Ironically linking to a page served via SSL
Not really. It's just a quick guide to using gpg to verify a software distribution. Many people already know how to do this, or you could look at the manpage if you prefer.
Strange, it seems newer but the Windows version was the same as mine.
Google what up, randomly saw the Sourceforge controversy for GIMP in the news.
Went to straight to SourceForge and got my update. Because they could be bothered.
If you want Sourceforge to be evil, get your shit together GIMP. (Windows users are people too, plus appreciate all the work, but it'd be nice if you remembered us)
PS And remember that if you're GPL or whatever then don't complain when someone follows the rules but doesn't do what you want. Is it GPL or not?
You can't say you're anti censorship, as long as it's what you want. You can't say you're GPL as long as it's what you want.
People are free to add malware to the product. Account hijacking not so much.
> GIMP for Windows
> Via HTTP (.exe)
> Download GIMP 2.8.14
If I go to SourceForge.org (clicking first SF link on Google for "GIMP download"), I see this:
> Browse All Files
SourceForge has 2.8.6, GIMP.org has 2.8.14.

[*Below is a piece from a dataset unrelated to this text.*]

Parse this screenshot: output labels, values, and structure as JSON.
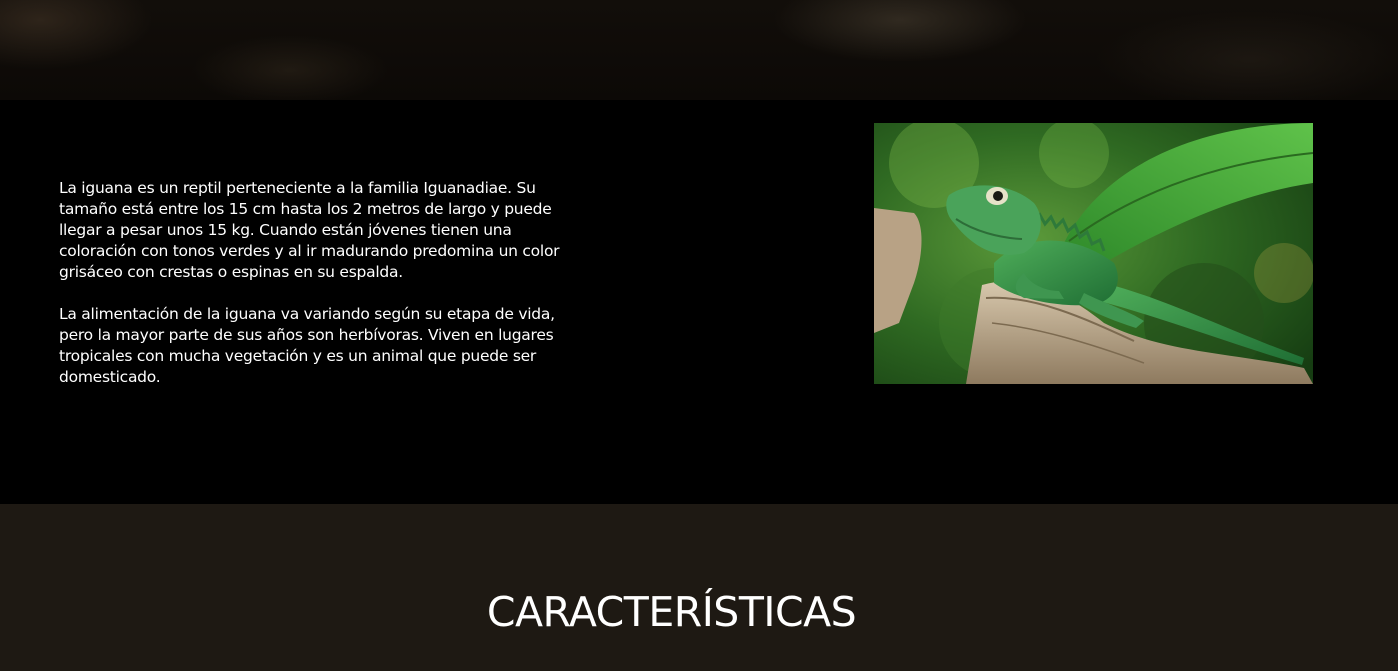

SourceForge has an older version. Where the hell did you go to?
(In fairness, SourceForge also has 2.8.14, but you have to go look at the file list rather than clicking the big green button. OTOH, GIMP.org's big button goes straight to the latest version.)
It's time for github to step up and start offering projects download hosting and the whole slew of other things that sourceforge gives a project.
I hope everybody still hosting there will take this reminder to finally move their stuff to a different host.